The kids are back in school, whether I think it's too early in the year or not, and yesterday the Official Adopted Grandmother of Prince Elementary School (that would be me) made her first lunchtime appearance. Dressed in my coat of many colors, I had stickers in my pocket and a smile on my face. After an hour, there were fewer stickers, but many more smiles.
"Do you remember me?" they asked, and "Of course!" I did even if I didn't. I have very few of their names in my permanent memory bank, though I recognize the usual suspects by sight. They are all a little taller... "nearly as tall as you are, Granny."
"Can we sing the Jingle Bells song?" a big boy wondered, and I shrugged and started crooning. This is the only audience on the planet which appreciates my vocalizations. We're working on learning the second verse, especially because it ends in kerplop! That is a very funny word, especially if you speak Urdu at home. I don't know why, I just know that it is. His face told me so.

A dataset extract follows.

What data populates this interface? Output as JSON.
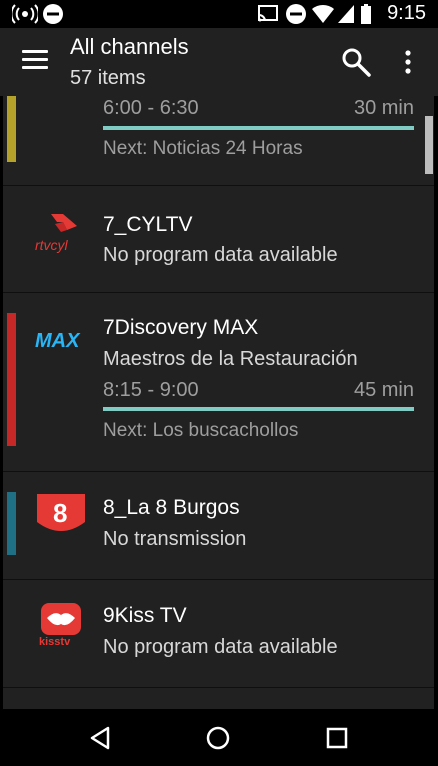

The newly minted third grade girls and I sat in the shade, on the square bench closest to the boys playing soccer, and caught up on our summers. "My other grandma..." and I lost the rest of her story because I was overcome. I'm in her life. I'm her school grandma. She wondered why I hugged her, but she snuggled in and kept on talking.
We shared staple scars on our bellies - hers from an appendectomy and mine from bullets. The conversation wasn't about the discomfort or the fear, it was about the shape of our belly buttons after the surgeons were finished with us. We were peeved. Both of us.
Some moments are just perfect, and so, as the conversation turned to thinking about their next birthdays, when they would be turning nine, I decided not to remind them that Christina-Taylor was nine, too, when bullets stole her away from us. That's the wonder of PTSD; it rears its ugly head right in the middle of a sunny afternoon, daring me to turn away. But really, what purpose would it have served, right then and there, to tell them that they are vulnerable, that very bad things can happen when you least expect them, that hardly any place is safe.
I kept my mouth shut and focused on the moment.
"All those boys do is play soccer. See the one in the striped shirt? He chased me." and yes, they knew exactly why he'd been chasing her. He liked her, she nodded with glee. It was a game. It was more tag than spin-the-bottle. It was nine.
I tied lots of shoe laces, pink shoelaces on sparkly pink shoes... even on the boys' feet. Hand-me-downs, even from your sister, are beautiful if they are all that you have. Most of the kids in this school understand that.
Of course, it is entirely possible that he just liked the ones with the pink and purple sparkles. I didn't judge, I admired, tied, and moved on.
We talked about eating vegetables last year. "I remember that day," was accompanied by a wrinkled nose and a smile. Spinach that tasted like dirt. Carrots that were too crunchy. We reminisced and laughed until one of the soccer boys came over and interrupted.
"Where are your sticks?"
Oh. I'd left the car, walked through the parking lot, the lobby, around the playground, into the cafeteria, and I never once considered bringing an assistive device. I used to carry a hiking pole in my car. I can't remember when I stopped, but I haven't looked for one in a while. Trekking around the school's campus was exhausting; I planned my journeys to minimize distance. At least, I used to do that. It seems that now I have graduated to walking and taking a rest or two, but walking without help.
My poles, my walking sticks, but never my cane.... I knew, then I hoped, then I despaired that they would ever leave my side. Yesterday, I realized they were gone. Like PTSD, rehab and recovery seems to sneak up on me, too.Sometimes, it takes a Prince Mustang to point it out.
"Life just gets better and better, doesn't it?" I wondered. "I'm healing and you're helping." After all, it takes a village......